_DATA FOR REVIEW_
Start of Block
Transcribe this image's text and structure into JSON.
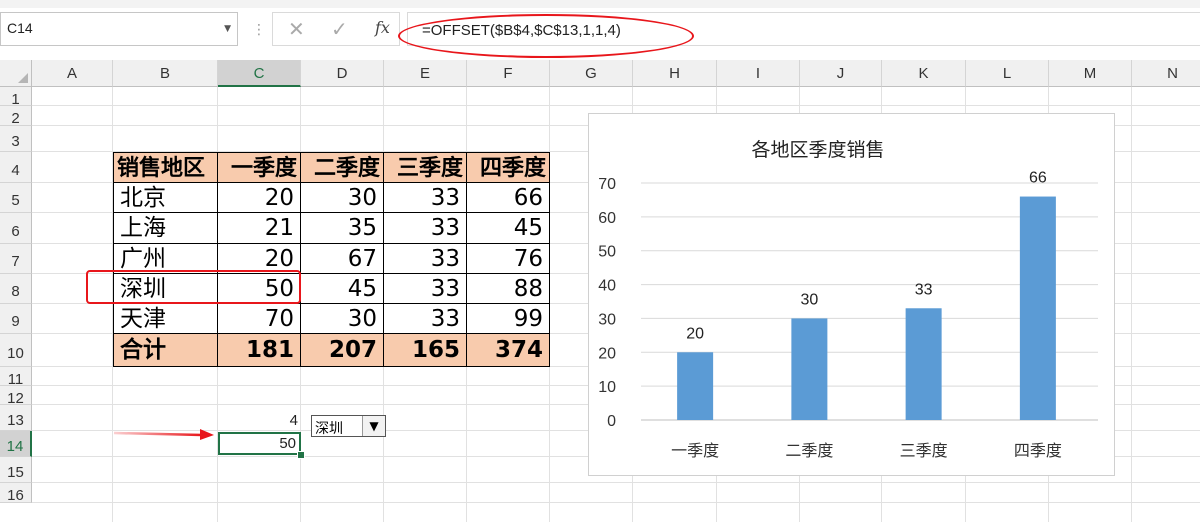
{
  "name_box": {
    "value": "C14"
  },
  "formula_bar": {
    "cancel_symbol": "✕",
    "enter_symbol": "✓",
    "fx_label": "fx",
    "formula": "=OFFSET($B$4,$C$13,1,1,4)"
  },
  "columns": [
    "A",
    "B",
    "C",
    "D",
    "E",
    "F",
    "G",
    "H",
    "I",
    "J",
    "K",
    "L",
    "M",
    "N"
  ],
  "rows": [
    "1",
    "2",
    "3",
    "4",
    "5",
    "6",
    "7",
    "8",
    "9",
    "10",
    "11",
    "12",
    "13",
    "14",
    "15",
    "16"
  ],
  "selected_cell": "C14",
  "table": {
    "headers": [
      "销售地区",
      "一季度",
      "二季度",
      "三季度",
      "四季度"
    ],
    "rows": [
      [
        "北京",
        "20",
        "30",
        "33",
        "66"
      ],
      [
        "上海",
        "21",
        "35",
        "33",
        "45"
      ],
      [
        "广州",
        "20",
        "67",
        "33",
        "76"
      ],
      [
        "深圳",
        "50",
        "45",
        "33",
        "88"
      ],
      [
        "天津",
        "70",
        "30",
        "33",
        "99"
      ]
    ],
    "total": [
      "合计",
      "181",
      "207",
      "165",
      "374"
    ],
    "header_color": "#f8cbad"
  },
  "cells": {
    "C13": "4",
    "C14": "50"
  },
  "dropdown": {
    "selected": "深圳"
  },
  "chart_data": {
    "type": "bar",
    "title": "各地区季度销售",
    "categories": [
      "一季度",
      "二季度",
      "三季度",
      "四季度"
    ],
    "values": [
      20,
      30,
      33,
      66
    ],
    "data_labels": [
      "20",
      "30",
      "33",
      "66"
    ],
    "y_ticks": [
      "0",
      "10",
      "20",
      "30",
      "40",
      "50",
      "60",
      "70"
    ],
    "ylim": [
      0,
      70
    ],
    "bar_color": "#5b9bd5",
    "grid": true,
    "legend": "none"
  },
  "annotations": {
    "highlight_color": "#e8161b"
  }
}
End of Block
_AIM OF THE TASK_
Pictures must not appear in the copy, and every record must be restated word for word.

_RESULT FOR THIS TASK_
Transcribe this image's text and structure into JSON.
{
  "name_box": {
    "value": "C14"
  },
  "formula_bar": {
    "cancel_symbol": "✕",
    "enter_symbol": "✓",
    "fx_label": "fx",
    "formula": "=OFFSET($B$4,$C$13,1,1,4)"
  },
  "columns": [
    "A",
    "B",
    "C",
    "D",
    "E",
    "F",
    "G",
    "H",
    "I",
    "J",
    "K",
    "L",
    "M",
    "N"
  ],
  "rows": [
    "1",
    "2",
    "3",
    "4",
    "5",
    "6",
    "7",
    "8",
    "9",
    "10",
    "11",
    "12",
    "13",
    "14",
    "15",
    "16"
  ],
  "selected_cell": "C14",
  "table": {
    "headers": [
      "销售地区",
      "一季度",
      "二季度",
      "三季度",
      "四季度"
    ],
    "rows": [
      [
        "北京",
        "20",
        "30",
        "33",
        "66"
      ],
      [
        "上海",
        "21",
        "35",
        "33",
        "45"
      ],
      [
        "广州",
        "20",
        "67",
        "33",
        "76"
      ],
      [
        "深圳",
        "50",
        "45",
        "33",
        "88"
      ],
      [
        "天津",
        "70",
        "30",
        "33",
        "99"
      ]
    ],
    "total": [
      "合计",
      "181",
      "207",
      "165",
      "374"
    ],
    "header_color": "#f8cbad"
  },
  "cells": {
    "C13": "4",
    "C14": "50"
  },
  "dropdown": {
    "selected": "深圳"
  },
  "chart_data": {
    "type": "bar",
    "title": "各地区季度销售",
    "categories": [
      "一季度",
      "二季度",
      "三季度",
      "四季度"
    ],
    "values": [
      20,
      30,
      33,
      66
    ],
    "data_labels": [
      "20",
      "30",
      "33",
      "66"
    ],
    "y_ticks": [
      "0",
      "10",
      "20",
      "30",
      "40",
      "50",
      "60",
      "70"
    ],
    "ylim": [
      0,
      70
    ],
    "bar_color": "#5b9bd5",
    "grid": true,
    "legend": "none"
  },
  "annotations": {
    "highlight_color": "#e8161b"
  }
}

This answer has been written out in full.